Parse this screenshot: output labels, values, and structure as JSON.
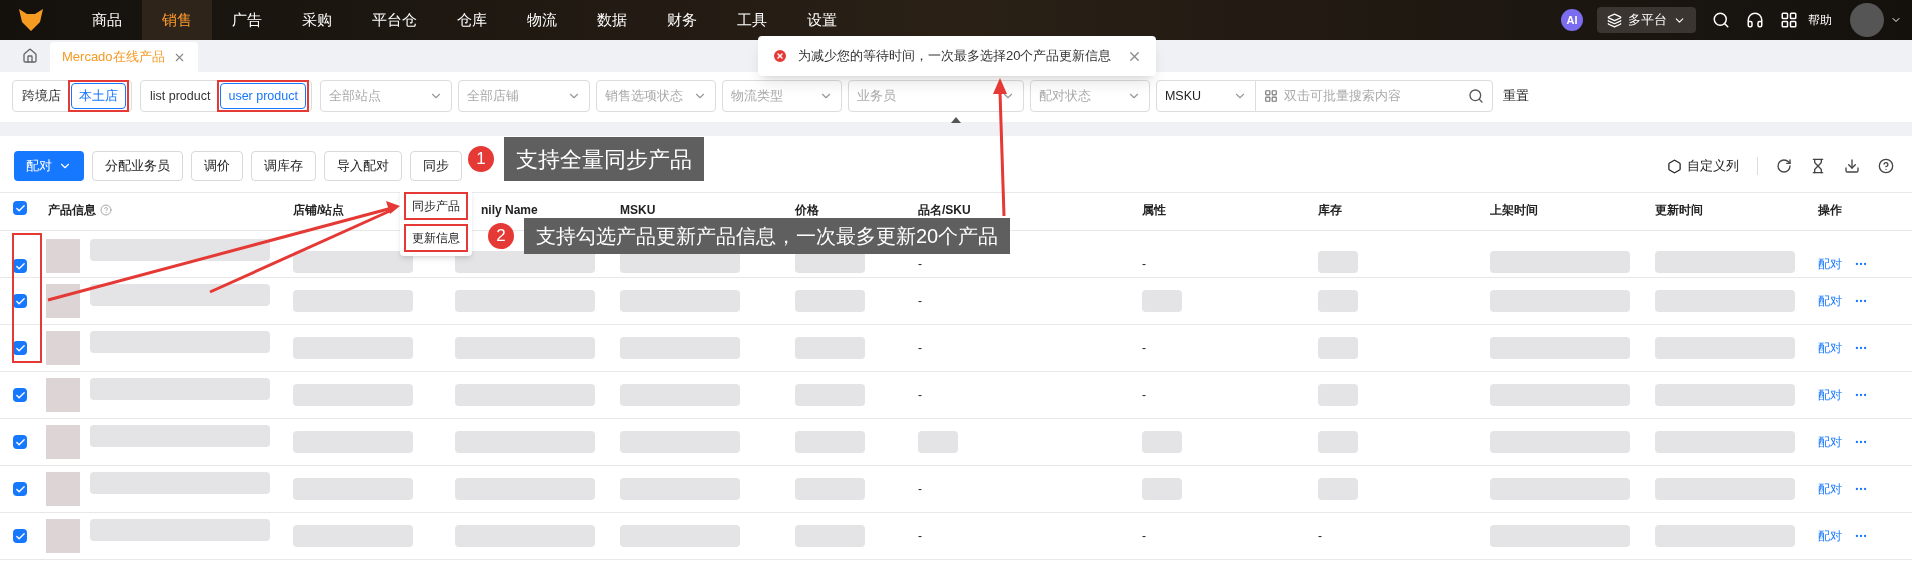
{
  "nav": {
    "items": [
      {
        "label": "商品",
        "selected": false
      },
      {
        "label": "销售",
        "selected": true
      },
      {
        "label": "广告",
        "selected": false
      },
      {
        "label": "采购",
        "selected": false
      },
      {
        "label": "平台仓",
        "selected": false
      },
      {
        "label": "仓库",
        "selected": false
      },
      {
        "label": "物流",
        "selected": false
      },
      {
        "label": "数据",
        "selected": false
      },
      {
        "label": "财务",
        "selected": false
      },
      {
        "label": "工具",
        "selected": false
      },
      {
        "label": "设置",
        "selected": false
      }
    ],
    "ai": "AI",
    "platform": "多平台",
    "help": "帮助"
  },
  "tabs": [
    {
      "label": "Mercado在线产品",
      "selected": true
    }
  ],
  "filters": {
    "store_types": [
      {
        "label": "跨境店",
        "selected": false,
        "highlighted": false
      },
      {
        "label": "本土店",
        "selected": true,
        "highlighted": true
      }
    ],
    "product_types": [
      {
        "label": "list product",
        "selected": false,
        "highlighted": false
      },
      {
        "label": "user product",
        "selected": true,
        "highlighted": true
      }
    ],
    "selects": [
      {
        "placeholder": "全部站点"
      },
      {
        "placeholder": "全部店铺"
      },
      {
        "placeholder": "销售选项状态"
      },
      {
        "placeholder": "物流类型"
      },
      {
        "placeholder": "业务员"
      },
      {
        "placeholder": "配对状态"
      }
    ],
    "search_type": "MSKU",
    "search": {
      "placeholder": "双击可批量搜索内容"
    },
    "reset": "重置"
  },
  "toolbar": {
    "buttons": [
      {
        "label": "配对",
        "kind": "primary"
      },
      {
        "label": "分配业务员",
        "kind": "default"
      },
      {
        "label": "调价",
        "kind": "default"
      },
      {
        "label": "调库存",
        "kind": "default"
      },
      {
        "label": "导入配对",
        "kind": "default"
      },
      {
        "label": "同步",
        "kind": "default"
      }
    ],
    "sync_menu": [
      {
        "label": "同步产品",
        "highlighted": true
      },
      {
        "label": "更新信息",
        "highlighted": true
      }
    ],
    "custom_columns": "自定义列"
  },
  "table": {
    "select_all": {
      "checked": true
    },
    "columns": [
      "产品信息",
      "店铺/站点",
      "nily Name",
      "MSKU",
      "价格",
      "品名/SKU",
      "属性",
      "库存",
      "上架时间",
      "更新时间",
      "操作"
    ],
    "rows": [
      {
        "checked": true,
        "sku": "-",
        "attribute": "-",
        "action": "配对"
      },
      {
        "checked": true,
        "sku": "-",
        "action": "配对"
      },
      {
        "checked": true,
        "sku": "-",
        "attribute": "-",
        "action": "配对"
      },
      {
        "checked": true,
        "sku": "-",
        "attribute": "-",
        "action": "配对"
      },
      {
        "checked": true,
        "action": "配对"
      },
      {
        "checked": true,
        "sku": "-",
        "action": "配对"
      },
      {
        "checked": true,
        "sku": "-",
        "attribute": "-",
        "stock": "-",
        "action": "配对"
      }
    ]
  },
  "annotations": [
    {
      "number": "1",
      "text": "支持全量同步产品"
    },
    {
      "number": "2",
      "text": "支持勾选产品更新产品信息，一次最多更新20个产品"
    }
  ],
  "toast": {
    "text": "为减少您的等待时间，一次最多选择20个产品更新信息"
  }
}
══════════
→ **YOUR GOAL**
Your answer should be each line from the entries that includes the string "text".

→ **RESPONSE BOX**
      "text": "支持全量同步产品"
      "text": "支持勾选产品更新产品信息，一次最多更新20个产品"
    "text": "为减少您的等待时间，一次最多选择20个产品更新信息"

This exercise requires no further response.